Works now in the public domain include some of the poetry by Edna St. Vincent Millay and Robert Frost; a couple of Agatha Christie mysteries; Khalil Gibran’s “The Prophet”; “The Ego and the Id” by Freud; writings by by Jane Austen, D.H. Lawrence, Edith Wharton, Jorge Luis Borges, Mikhail Bulgakov, Jean Cocteau, Italo Svevo, Aldous Huxley, Winston Churchill, G.K. Chesterton, Maria Montessori, Lu Xun, Joseph Conrad, Zane Grey, H.G. Wells, and Edgar Rice Burroughs; artwork by M. C. Escher, Pablo Picasso, Wassily Kandinsky, Max Ernst, and Man Ray.

Be careful with music, though. Some music published in 1923 is NOT in the public domain, and will not be until 2064 since rights over music recorded until 1972 is governed by state law.

Cheerleader Outfit Designs ARE Covered by Copyright

Star Athletica, L.L.C. v. Varsity Brands, Inc., et al., 580 US ___, a newly (22 March 2017) decided copyright case, finds that the design elements of a cheerleading outfit can be covered by copyright.

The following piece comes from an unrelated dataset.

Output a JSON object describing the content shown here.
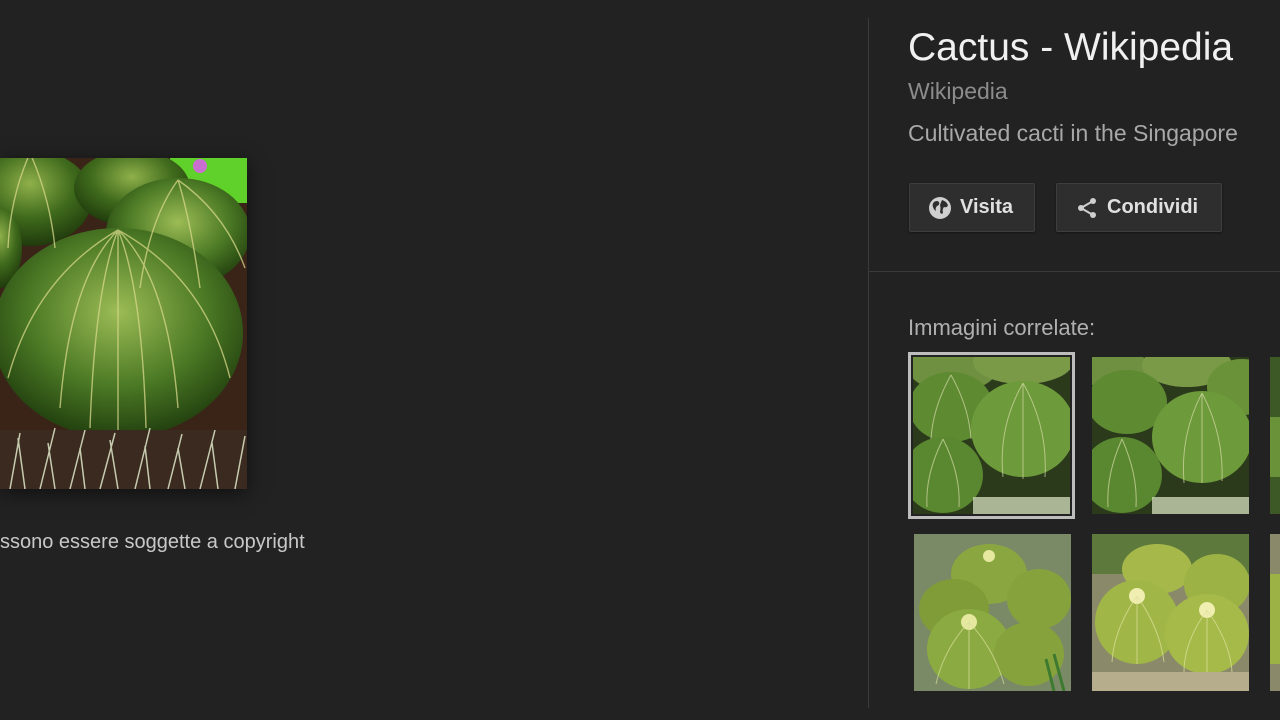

According to the syllabus of the case, SCOTUS holds: “A feature incorporated into the design of a useful article is eligible for copyright protection only if the feature (1) can be perceived as a two- or three-dimensional work of art separate from the useful article, and (2) would qualify as a protectable pictorial, graphic, or sculptural work—either on its own or fixed in some other tangible medium of expression—if it were imagined separately from the useful article into which it is incorporated. That test is satisfied here.”

This case is interesting because it tells us where lies the line between industrial design, which is not protected by copyright (it may be protected by patent), and artistic design, which is. Courts have disagreed where that line lies.

Here, the District Court held that the designs did not qualify for protection under copyright because the designs served the useful purpose of identifying the outfits as “cheerleading uniforms.” The designs are therefore utilitarian, cannot be separated out to stand on their own, and therefore cannot be protected by copyright (you can read the District Court’s opinion at 2014 WL 819422 (WD Tenn., Mar. 1, 2014)).

The US Court of Appeals for the Sixth Circuit disagreed; they held, with one dissent that upheld the District Court’s opinion, that the graphic designs are indeed “separately identifiable” because a cheerleading costume without design is still identifiable as a cheerleading costume, so the graphics on such a garment can indeed be separated out and separately displayed and are thus protectable under copyright (read the 6th Circuit’s opinion at 799 F. 3d 468, 471 (2015)).

The Supreme Court affirms the 6th Circuit.

So what does this case teach us? We now know that designs on clothing CAN be separated out from the clothing, making the design on the clothing, even if the design relates to the function of the clothing, protectable under copyright.

We know that “The statute … provides that the “design of a useful article” can include two-dimensional “pictorial” and “graphic” features, and separability analysis applies to those features just as it does to three-dimensional “sculptural” features.”

We know that “…a feature of the design of a useful article is eligible for copyright if, when identified and imagined apart from the useful article, it would qualify as a pictorial, graphic, or sculptural work either on its own or when fixed in some other tangible medium.”

Copyright remains one of the most case-by-case determinations around. The findings of this case have yet to be tested on utilitarian items other than clothing; we’ll watch this with some interest to see what, if anything, happens.